SUPPLIED DATA —
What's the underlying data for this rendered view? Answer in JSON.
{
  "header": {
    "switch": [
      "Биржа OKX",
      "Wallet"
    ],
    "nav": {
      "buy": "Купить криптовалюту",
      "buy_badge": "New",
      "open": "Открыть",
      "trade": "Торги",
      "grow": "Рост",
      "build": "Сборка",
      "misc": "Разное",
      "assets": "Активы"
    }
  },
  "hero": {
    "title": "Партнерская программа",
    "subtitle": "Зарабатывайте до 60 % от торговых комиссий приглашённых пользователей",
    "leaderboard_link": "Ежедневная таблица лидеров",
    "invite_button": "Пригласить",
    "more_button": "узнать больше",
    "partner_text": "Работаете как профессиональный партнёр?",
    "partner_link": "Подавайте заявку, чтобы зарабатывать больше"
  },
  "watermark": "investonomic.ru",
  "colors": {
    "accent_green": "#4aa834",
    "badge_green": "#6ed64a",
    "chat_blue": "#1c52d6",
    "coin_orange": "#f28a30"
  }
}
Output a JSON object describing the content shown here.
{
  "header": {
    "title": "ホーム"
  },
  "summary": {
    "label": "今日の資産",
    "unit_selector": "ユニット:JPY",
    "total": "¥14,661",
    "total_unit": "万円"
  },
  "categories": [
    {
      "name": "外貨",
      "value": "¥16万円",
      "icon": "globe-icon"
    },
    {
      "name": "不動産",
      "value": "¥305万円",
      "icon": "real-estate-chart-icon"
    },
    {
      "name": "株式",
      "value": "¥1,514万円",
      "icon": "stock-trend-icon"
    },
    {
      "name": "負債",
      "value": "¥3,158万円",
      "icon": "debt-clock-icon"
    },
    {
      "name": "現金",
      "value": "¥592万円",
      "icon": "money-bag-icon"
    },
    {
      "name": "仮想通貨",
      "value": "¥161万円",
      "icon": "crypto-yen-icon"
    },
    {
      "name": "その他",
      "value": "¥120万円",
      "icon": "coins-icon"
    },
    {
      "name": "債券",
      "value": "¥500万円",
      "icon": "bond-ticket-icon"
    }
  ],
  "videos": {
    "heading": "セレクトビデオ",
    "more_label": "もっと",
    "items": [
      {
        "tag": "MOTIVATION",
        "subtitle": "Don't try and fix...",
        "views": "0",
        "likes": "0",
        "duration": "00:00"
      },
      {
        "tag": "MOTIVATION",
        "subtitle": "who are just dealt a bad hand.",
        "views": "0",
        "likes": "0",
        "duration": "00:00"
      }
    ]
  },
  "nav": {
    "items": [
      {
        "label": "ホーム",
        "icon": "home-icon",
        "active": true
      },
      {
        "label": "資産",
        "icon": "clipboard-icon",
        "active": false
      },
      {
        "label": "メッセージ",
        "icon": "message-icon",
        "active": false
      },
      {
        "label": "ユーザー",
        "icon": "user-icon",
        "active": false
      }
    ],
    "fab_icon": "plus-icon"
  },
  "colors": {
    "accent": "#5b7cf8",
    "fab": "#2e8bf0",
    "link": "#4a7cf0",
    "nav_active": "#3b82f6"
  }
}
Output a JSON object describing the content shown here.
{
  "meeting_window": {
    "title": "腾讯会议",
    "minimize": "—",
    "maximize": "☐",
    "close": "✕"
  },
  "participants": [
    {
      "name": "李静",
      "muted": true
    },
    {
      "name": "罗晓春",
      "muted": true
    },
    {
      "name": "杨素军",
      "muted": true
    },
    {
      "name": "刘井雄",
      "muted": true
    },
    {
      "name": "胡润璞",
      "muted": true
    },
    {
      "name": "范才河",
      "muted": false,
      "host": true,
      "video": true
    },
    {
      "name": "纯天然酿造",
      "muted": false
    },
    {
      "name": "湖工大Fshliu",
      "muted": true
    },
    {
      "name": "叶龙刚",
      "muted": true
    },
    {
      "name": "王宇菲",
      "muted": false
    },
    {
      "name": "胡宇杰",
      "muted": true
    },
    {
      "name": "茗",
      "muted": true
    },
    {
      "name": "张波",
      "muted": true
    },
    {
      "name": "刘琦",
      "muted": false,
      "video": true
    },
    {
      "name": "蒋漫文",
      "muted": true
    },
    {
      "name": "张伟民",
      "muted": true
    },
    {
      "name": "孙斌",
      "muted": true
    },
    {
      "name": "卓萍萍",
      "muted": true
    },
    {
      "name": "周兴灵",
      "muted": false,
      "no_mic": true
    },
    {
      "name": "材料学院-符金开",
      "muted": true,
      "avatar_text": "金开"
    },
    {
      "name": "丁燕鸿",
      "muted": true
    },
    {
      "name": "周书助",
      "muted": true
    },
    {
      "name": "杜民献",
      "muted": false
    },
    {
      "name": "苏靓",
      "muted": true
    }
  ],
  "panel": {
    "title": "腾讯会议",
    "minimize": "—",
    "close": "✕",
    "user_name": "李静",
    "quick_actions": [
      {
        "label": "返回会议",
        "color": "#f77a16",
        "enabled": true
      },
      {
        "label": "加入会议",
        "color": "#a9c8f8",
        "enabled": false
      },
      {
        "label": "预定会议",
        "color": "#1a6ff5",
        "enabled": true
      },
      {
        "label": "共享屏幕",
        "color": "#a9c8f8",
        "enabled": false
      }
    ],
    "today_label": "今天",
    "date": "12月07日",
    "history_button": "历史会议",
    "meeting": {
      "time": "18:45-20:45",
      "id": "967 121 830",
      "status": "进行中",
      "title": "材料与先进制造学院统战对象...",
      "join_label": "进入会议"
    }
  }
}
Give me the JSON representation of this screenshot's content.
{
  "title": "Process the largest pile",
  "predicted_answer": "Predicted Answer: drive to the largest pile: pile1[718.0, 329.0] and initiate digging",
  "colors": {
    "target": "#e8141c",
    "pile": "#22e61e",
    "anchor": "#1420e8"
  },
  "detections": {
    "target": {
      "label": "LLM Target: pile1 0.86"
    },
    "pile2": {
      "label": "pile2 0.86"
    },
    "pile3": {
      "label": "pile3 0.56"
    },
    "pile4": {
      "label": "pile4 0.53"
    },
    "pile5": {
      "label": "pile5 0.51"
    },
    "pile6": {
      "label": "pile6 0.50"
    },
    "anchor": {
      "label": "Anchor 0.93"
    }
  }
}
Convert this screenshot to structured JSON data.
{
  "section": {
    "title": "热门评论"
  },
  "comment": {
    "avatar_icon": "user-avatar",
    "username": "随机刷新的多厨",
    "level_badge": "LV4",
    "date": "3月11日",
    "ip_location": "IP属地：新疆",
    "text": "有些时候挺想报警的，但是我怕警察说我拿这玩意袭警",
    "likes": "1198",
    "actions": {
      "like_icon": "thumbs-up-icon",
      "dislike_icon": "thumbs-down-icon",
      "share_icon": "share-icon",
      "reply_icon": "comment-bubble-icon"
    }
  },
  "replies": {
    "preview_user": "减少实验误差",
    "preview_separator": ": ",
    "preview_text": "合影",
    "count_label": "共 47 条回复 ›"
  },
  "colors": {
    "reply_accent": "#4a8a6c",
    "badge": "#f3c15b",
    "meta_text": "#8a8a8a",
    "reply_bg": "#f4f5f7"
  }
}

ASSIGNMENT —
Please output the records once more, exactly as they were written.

RESULT BELOW —
What's the underlying data for this rendered view? Answer in JSON.
{
  "header": {
    "switch": [
      "Биржа OKX",
      "Wallet"
    ],
    "nav": {
      "buy": "Купить криптовалюту",
      "buy_badge": "New",
      "open": "Открыть",
      "trade": "Торги",
      "grow": "Рост",
      "build": "Сборка",
      "misc": "Разное",
      "assets": "Активы"
    }
  },
  "hero": {
    "title": "Партнерская программа",
    "subtitle": "Зарабатывайте до 60 % от торговых комиссий приглашённых пользователей",
    "leaderboard_link": "Ежедневная таблица лидеров",
    "invite_button": "Пригласить",
    "more_button": "узнать больше",
    "partner_text": "Работаете как профессиональный партнёр?",
    "partner_link": "Подавайте заявку, чтобы зарабатывать больше"
  },
  "watermark": "investonomic.ru",
  "colors": {
    "accent_green": "#4aa834",
    "badge_green": "#6ed64a",
    "chat_blue": "#1c52d6",
    "coin_orange": "#f28a30"
  }
}
Output a JSON object describing the content shown here.
{
  "header": {
    "title": "ホーム"
  },
  "summary": {
    "label": "今日の資産",
    "unit_selector": "ユニット:JPY",
    "total": "¥14,661",
    "total_unit": "万円"
  },
  "categories": [
    {
      "name": "外貨",
      "value": "¥16万円",
      "icon": "globe-icon"
    },
    {
      "name": "不動産",
      "value": "¥305万円",
      "icon": "real-estate-chart-icon"
    },
    {
      "name": "株式",
      "value": "¥1,514万円",
      "icon": "stock-trend-icon"
    },
    {
      "name": "負債",
      "value": "¥3,158万円",
      "icon": "debt-clock-icon"
    },
    {
      "name": "現金",
      "value": "¥592万円",
      "icon": "money-bag-icon"
    },
    {
      "name": "仮想通貨",
      "value": "¥161万円",
      "icon": "crypto-yen-icon"
    },
    {
      "name": "その他",
      "value": "¥120万円",
      "icon": "coins-icon"
    },
    {
      "name": "債券",
      "value": "¥500万円",
      "icon": "bond-ticket-icon"
    }
  ],
  "videos": {
    "heading": "セレクトビデオ",
    "more_label": "もっと",
    "items": [
      {
        "tag": "MOTIVATION",
        "subtitle": "Don't try and fix...",
        "views": "0",
        "likes": "0",
        "duration": "00:00"
      },
      {
        "tag": "MOTIVATION",
        "subtitle": "who are just dealt a bad hand.",
        "views": "0",
        "likes": "0",
        "duration": "00:00"
      }
    ]
  },
  "nav": {
    "items": [
      {
        "label": "ホーム",
        "icon": "home-icon",
        "active": true
      },
      {
        "label": "資産",
        "icon": "clipboard-icon",
        "active": false
      },
      {
        "label": "メッセージ",
        "icon": "message-icon",
        "active": false
      },
      {
        "label": "ユーザー",
        "icon": "user-icon",
        "active": false
      }
    ],
    "fab_icon": "plus-icon"
  },
  "colors": {
    "accent": "#5b7cf8",
    "fab": "#2e8bf0",
    "link": "#4a7cf0",
    "nav_active": "#3b82f6"
  }
}
Output a JSON object describing the content shown here.
{
  "meeting_window": {
    "title": "腾讯会议",
    "minimize": "—",
    "maximize": "☐",
    "close": "✕"
  },
  "participants": [
    {
      "name": "李静",
      "muted": true
    },
    {
      "name": "罗晓春",
      "muted": true
    },
    {
      "name": "杨素军",
      "muted": true
    },
    {
      "name": "刘井雄",
      "muted": true
    },
    {
      "name": "胡润璞",
      "muted": true
    },
    {
      "name": "范才河",
      "muted": false,
      "host": true,
      "video": true
    },
    {
      "name": "纯天然酿造",
      "muted": false
    },
    {
      "name": "湖工大Fshliu",
      "muted": true
    },
    {
      "name": "叶龙刚",
      "muted": true
    },
    {
      "name": "王宇菲",
      "muted": false
    },
    {
      "name": "胡宇杰",
      "muted": true
    },
    {
      "name": "茗",
      "muted": true
    },
    {
      "name": "张波",
      "muted": true
    },
    {
      "name": "刘琦",
      "muted": false,
      "video": true
    },
    {
      "name": "蒋漫文",
      "muted": true
    },
    {
      "name": "张伟民",
      "muted": true
    },
    {
      "name": "孙斌",
      "muted": true
    },
    {
      "name": "卓萍萍",
      "muted": true
    },
    {
      "name": "周兴灵",
      "muted": false,
      "no_mic": true
    },
    {
      "name": "材料学院-符金开",
      "muted": true,
      "avatar_text": "金开"
    },
    {
      "name": "丁燕鸿",
      "muted": true
    },
    {
      "name": "周书助",
      "muted": true
    },
    {
      "name": "杜民献",
      "muted": false
    },
    {
      "name": "苏靓",
      "muted": true
    }
  ],
  "panel": {
    "title": "腾讯会议",
    "minimize": "—",
    "close": "✕",
    "user_name": "李静",
    "quick_actions": [
      {
        "label": "返回会议",
        "color": "#f77a16",
        "enabled": true
      },
      {
        "label": "加入会议",
        "color": "#a9c8f8",
        "enabled": false
      },
      {
        "label": "预定会议",
        "color": "#1a6ff5",
        "enabled": true
      },
      {
        "label": "共享屏幕",
        "color": "#a9c8f8",
        "enabled": false
      }
    ],
    "today_label": "今天",
    "date": "12月07日",
    "history_button": "历史会议",
    "meeting": {
      "time": "18:45-20:45",
      "id": "967 121 830",
      "status": "进行中",
      "title": "材料与先进制造学院统战对象...",
      "join_label": "进入会议"
    }
  }
}
Give me the JSON representation of this screenshot's content.
{
  "title": "Process the largest pile",
  "predicted_answer": "Predicted Answer: drive to the largest pile: pile1[718.0, 329.0] and initiate digging",
  "colors": {
    "target": "#e8141c",
    "pile": "#22e61e",
    "anchor": "#1420e8"
  },
  "detections": {
    "target": {
      "label": "LLM Target: pile1 0.86"
    },
    "pile2": {
      "label": "pile2 0.86"
    },
    "pile3": {
      "label": "pile3 0.56"
    },
    "pile4": {
      "label": "pile4 0.53"
    },
    "pile5": {
      "label": "pile5 0.51"
    },
    "pile6": {
      "label": "pile6 0.50"
    },
    "anchor": {
      "label": "Anchor 0.93"
    }
  }
}
Convert this screenshot to structured JSON data.
{
  "section": {
    "title": "热门评论"
  },
  "comment": {
    "avatar_icon": "user-avatar",
    "username": "随机刷新的多厨",
    "level_badge": "LV4",
    "date": "3月11日",
    "ip_location": "IP属地：新疆",
    "text": "有些时候挺想报警的，但是我怕警察说我拿这玩意袭警",
    "likes": "1198",
    "actions": {
      "like_icon": "thumbs-up-icon",
      "dislike_icon": "thumbs-down-icon",
      "share_icon": "share-icon",
      "reply_icon": "comment-bubble-icon"
    }
  },
  "replies": {
    "preview_user": "减少实验误差",
    "preview_separator": ": ",
    "preview_text": "合影",
    "count_label": "共 47 条回复 ›"
  },
  "colors": {
    "reply_accent": "#4a8a6c",
    "badge": "#f3c15b",
    "meta_text": "#8a8a8a",
    "reply_bg": "#f4f5f7"
  }
}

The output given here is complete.